” The greatest gift you have been given is the gift of your imagination. Everything that now exists was once imagined. And everything that will ever exist must first be imagined. Wishes Fulfilled is designed to take you on a voyage of discovery, wherein you can begin to tap into the amazing manifesting powers that you possess within you and create a life in which all that you imagine for yourself becomes a present fact. Dr. Wayne W. Dyer explores, for the first time, the region of your highest self; and definitively shows you how you can truly change your concept of yourself, embark upon a God-realized way of living, and fulfill the spiritual truth that with God all things are possible-and “all things” means that nothing is left out. By practicing the specific technique for retraining your subconscious mind, you are encouraged to not only place into your imagination what you would like to manifest for yourself, but you are given the specifics for realigning your life so you can live out your highest calling and stay connected to your Source of being. From the lofty perspective of your highest self, you will learn how to train your imagination in a new way. Your wishes-all of them-can indeed be fulfilled. By using your imagination and practicing the art of assuming the feeling of your wishes being fulfilled, and steadfastly refusing to allow any evidence of the outer world to distract you from your intentions, you will discover that you, by virtue of your spiritual awareness, possess the ability to become the person you were destined to be. This book will help you See-with a capital S-that you are divine, and that you already possess an inner, invisible higher self that can and will guide you toward a mastery of the art of manifestation” *

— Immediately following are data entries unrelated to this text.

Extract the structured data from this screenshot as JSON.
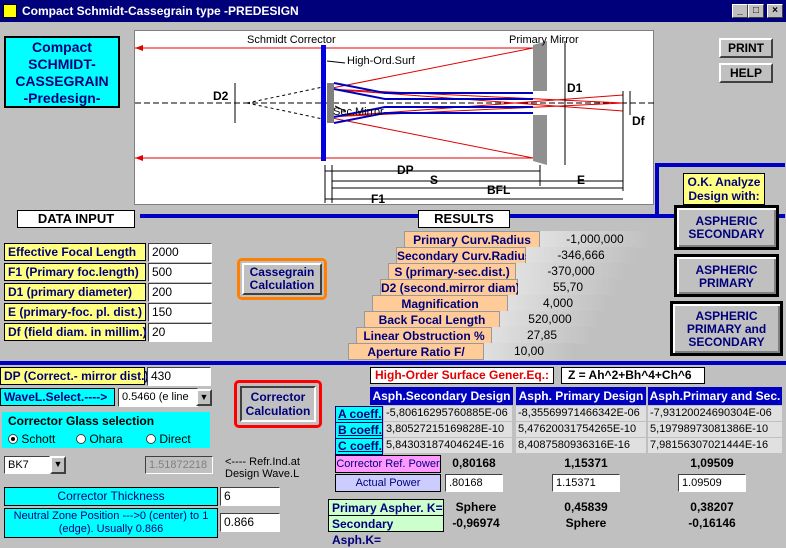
{
  "window": {
    "title": "Compact Schmidt-Cassegrain type  -PREDESIGN",
    "minimize": "_",
    "maximize": "□",
    "close": "×"
  },
  "app_title": {
    "line1": "Compact",
    "line2": "SCHMIDT-",
    "line3": "CASSEGRAIN",
    "line4": "-Predesign-"
  },
  "buttons": {
    "print": "PRINT",
    "help": "HELP",
    "cassegrain_calc_1": "Cassegrain",
    "cassegrain_calc_2": "Calculation",
    "corrector_calc_1": "Corrector",
    "corrector_calc_2": "Calculation"
  },
  "diagram": {
    "schmidt_corrector": "Schmidt Corrector",
    "primary_mirror": "Primary Mirror",
    "high_ord_surf": "High-Ord.Surf",
    "sec_mirror": "Sec.Mirror",
    "d2": "D2",
    "d1": "D1",
    "df": "Df",
    "dp": "DP",
    "s": "S",
    "bfl": "BFL",
    "e": "E",
    "f1": "F1"
  },
  "data_input": {
    "header": "DATA INPUT",
    "fields": [
      {
        "label": "Effective Focal Length",
        "value": "2000"
      },
      {
        "label": "F1 (Primary foc.length)",
        "value": "500"
      },
      {
        "label": "D1 (primary diameter)",
        "value": "200"
      },
      {
        "label": "E (primary-foc. pl. dist.)",
        "value": "150"
      },
      {
        "label": "Df (field diam. in millim.)",
        "value": "20"
      }
    ]
  },
  "results": {
    "header": "RESULTS",
    "rows": [
      {
        "label": "Primary Curv.Radius",
        "value": "-1,000,000"
      },
      {
        "label": "Secondary Curv.Radius",
        "value": "-346,666"
      },
      {
        "label": "S (primary-sec.dist.)",
        "value": "-370,000"
      },
      {
        "label": "D2 (second.mirror diam)",
        "value": "55,70"
      },
      {
        "label": "Magnification",
        "value": "4,000"
      },
      {
        "label": "Back Focal Length",
        "value": "520,000"
      },
      {
        "label": "Linear Obstruction %",
        "value": "27,85"
      },
      {
        "label": "Aperture Ratio  F/",
        "value": "10,00"
      }
    ]
  },
  "analyze": {
    "title1": "O.K. Analyze",
    "title2": "Design with:",
    "asph_sec_1": "ASPHERIC",
    "asph_sec_2": "SECONDARY",
    "asph_pri_1": "ASPHERIC",
    "asph_pri_2": "PRIMARY",
    "asph_both_1": "ASPHERIC",
    "asph_both_2": "PRIMARY  and",
    "asph_both_3": "SECONDARY"
  },
  "corrector": {
    "dp_label": "DP (Correct.- mirror dist.)",
    "dp_value": "430",
    "wavel_label": "WaveL.Select.---->",
    "wavel_value": "0.5460  (e  line",
    "glass_title": "Corrector Glass selection",
    "glass_options": [
      "Schott",
      "Ohara",
      "Direct"
    ],
    "glass_value": "BK7",
    "refr_index": "1.51872218",
    "refr_note_1": "<---- Refr.Ind.at",
    "refr_note_2": "Design Wave.L",
    "thickness_label": "Corrector Thickness",
    "thickness_value": "6",
    "neutral_label": "Neutral Zone Position --->0 (center) to 1 (edge). Usually 0.866",
    "neutral_value": "0.866"
  },
  "high_order": {
    "title": "High-Order Surface Gener.Eq.:",
    "equation": "Z =  Ah^2+Bh^4+Ch^6",
    "col1": "Asph.Secondary Design",
    "col2": "Asph. Primary Design",
    "col3": "Asph.Primary and Sec.",
    "coef_labels": [
      "A coeff.",
      "B coeff.",
      "C coeff."
    ],
    "sec": [
      "-5,80616295760885E-06",
      "3,80527215169828E-10",
      "5,84303187404624E-16"
    ],
    "pri": [
      "-8,35569971466342E-06",
      "5,47620031754265E-10",
      "8,4087580936316E-16"
    ],
    "both": [
      "-7,93120024690304E-06",
      "5,19798973081386E-10",
      "7,98156307021444E-16"
    ],
    "ref_power_label": "Corrector Ref. Power",
    "ref_power": [
      "0,80168",
      "1,15371",
      "1,09509"
    ],
    "actual_power_label": "Actual Power",
    "actual_power": [
      ".80168",
      "1.15371",
      "1.09509"
    ],
    "k_label_1": "Primary Aspher. K=",
    "k_label_2": "Secondary Asph.K=",
    "k_sec": [
      "Sphere",
      "-0,96974"
    ],
    "k_pri": [
      "0,45839",
      "Sphere"
    ],
    "k_both": [
      "0,38207",
      "-0,16146"
    ]
  },
  "colors": {
    "titlebar": "#00007b",
    "cyan": "#00ffff",
    "yellow": "#ffff80",
    "orange": "#ff8000",
    "red": "#ff0000",
    "blue": "#0000c0"
  }
}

A Century of Wisdom: Lessons from the Life of Alice Herz-Sommer, the World’s Oldest Living Holocaust Survivor by Caroline Stosslinger
“At 108 years old, the pianist Alice Herz-Sommer is an eyewitness to the entire last century and the first decade of this one. She has seen it all, surviving the Theresienstadt concentration camp, attending the trial of Adolf Eichmann in Jerusalem, and along the way coming into contact with some of the most fascinating historical figures of our time. As a child in Prague, she spent weekends and holidays in the company of Franz Kafka (whom she knew as “Uncle Franz”), and Gustav Mahler, Sigmund Freud, and Rainer Maria Rilke were friendly with her mother. When Alice moved to Israel after the war, Golda Meir attended her house concerts, as did Arthur Rubinstein, Leonard Bernstein, and Isaac Stern. Today Alice lives in London, where she still practices piano for hours every day. Despite her imprisonment in Theresienstadt and the murders of her mother, husband, and friends by the Nazis, and much later the premature death of her son, Alice has been victorious in her ability to live a life without bitterness. She credits music as the key to her survival, as well as her ability to acknowledge the humanity in each person, even her enemiesthe remarkable and inspiring story of one woman’s lifelong determination-in the face of some of the worst evils known to man-to find goodness in life. It is a testament to the bonds of friendship, the power of music, and the importance of leading a life of material simplicity, intellectual curiosity, and never-ending optimism.” *
Jackie After O: One Remarkable Year When Jacqueline Kennedy Onassis Defied Expectations and Rediscovered Her Dreams by Tina Cassidy
“Filled with intimate stories of her years before 1975, illustrated with black-and-white photos, this fascinating account documents one extraordinary year in the life of America’s favorite first lady and international icon as she, after losing her second husband, found her true calling…” *
* Book jacket/publisher description